|And the days are not full enough
And the nights are not full enough
And life slips by like a field mouse
Not shaking the grass
there’s been a bit of a rigmarole lately concerning a cyclist who got cut-up, then physically assaulted by a van driver – and captured it all on his helmet cam. it was all over the bbc and various other cycling blogs and websites. the original article is here.
the funny thing is, i’ve been thinking of getting a helmet camera recently, or modifying something and fixing it to the frame, but i’d be lying if i said it was linked to bad driving. i do encounter bad driving every single day. the problem is that the psycho driving the van is almost certainly a psycho in every other facet of his existence – if he even understood that he existed – it’s just that the effects of being a total nutjob are amplified considerably when driving a 6 ton white van.
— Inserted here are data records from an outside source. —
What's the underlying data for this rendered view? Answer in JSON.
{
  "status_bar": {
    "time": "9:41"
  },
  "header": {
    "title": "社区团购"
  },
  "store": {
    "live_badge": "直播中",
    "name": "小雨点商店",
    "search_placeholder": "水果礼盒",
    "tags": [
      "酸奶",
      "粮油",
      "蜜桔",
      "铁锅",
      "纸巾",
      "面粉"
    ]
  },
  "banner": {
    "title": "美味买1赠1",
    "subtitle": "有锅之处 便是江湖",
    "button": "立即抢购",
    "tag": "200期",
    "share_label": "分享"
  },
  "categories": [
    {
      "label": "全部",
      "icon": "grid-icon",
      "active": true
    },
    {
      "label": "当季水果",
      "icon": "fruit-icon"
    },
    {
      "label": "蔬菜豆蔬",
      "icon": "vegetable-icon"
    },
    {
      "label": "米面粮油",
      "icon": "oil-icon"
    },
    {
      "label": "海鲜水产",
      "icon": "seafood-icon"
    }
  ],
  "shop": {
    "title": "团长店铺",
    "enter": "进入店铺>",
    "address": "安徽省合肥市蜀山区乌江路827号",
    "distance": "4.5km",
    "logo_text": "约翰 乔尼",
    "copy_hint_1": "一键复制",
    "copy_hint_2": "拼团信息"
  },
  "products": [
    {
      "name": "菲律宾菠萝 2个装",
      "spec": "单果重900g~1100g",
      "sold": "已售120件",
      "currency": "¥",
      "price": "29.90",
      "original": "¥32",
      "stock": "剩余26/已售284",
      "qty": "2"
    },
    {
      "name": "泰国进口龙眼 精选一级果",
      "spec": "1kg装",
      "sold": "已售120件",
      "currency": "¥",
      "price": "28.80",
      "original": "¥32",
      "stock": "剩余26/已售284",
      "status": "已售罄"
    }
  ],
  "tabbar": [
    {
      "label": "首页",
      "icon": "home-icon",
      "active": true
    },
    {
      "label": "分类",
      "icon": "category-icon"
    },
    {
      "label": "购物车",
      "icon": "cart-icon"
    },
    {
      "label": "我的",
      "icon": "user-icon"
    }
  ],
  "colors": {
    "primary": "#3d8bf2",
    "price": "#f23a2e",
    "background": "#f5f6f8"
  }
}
anyway, the reason i want to get a helmet cam is to try and get some sort of sense of the progression of time and the seasons; i cycle throughout the year and through the ends of each day; currently dawn is creeping towards bristol, each morning it appears a bit earlier in the commute; and the evenings are lighter and longer by a minute a day. the weather changes throughout the week, and frequently the ride, redhill has its own microclimate where prevailing mist and fog casts a milky glow across the landscape, the lights hang suspended within the clouds as the thundering disembodied sound of aircraft tears through the fabric of the fog. i frequently see strange things, because of my uninsulated proximity to nature, my eyeline level with the tops of the hedgerows, like a pastoral flaneur – or more appositely, the edwardian figure of the tramp rewritten for two wheels;
No time to see, in broad daylight,
Streams full of stars, like skies at night
it is this i want to capture and share, the shadows of silent flocks of sheep, asleep in the half-light; the deer that stands motionless in iwood lane, the orange moon low in the sky, the sun rolling along the field boundaries, and the rich kaleidoscope of changing colour; when “as happens sometimes, a moment settles and hovers and remains for much more than a moment. and sound stops and movement stops for much, much more than a moment.”*
“Sudden and magnificent, the sun’s broad golden disc showed itself over the horizon facing them; and the first rays, shooting across the level water-meadows, took the animals full in the eyes and dazzled them. When they were able to look once more, the Vision had vanished, and the air was full of the carol of birds that hailed the dawn.”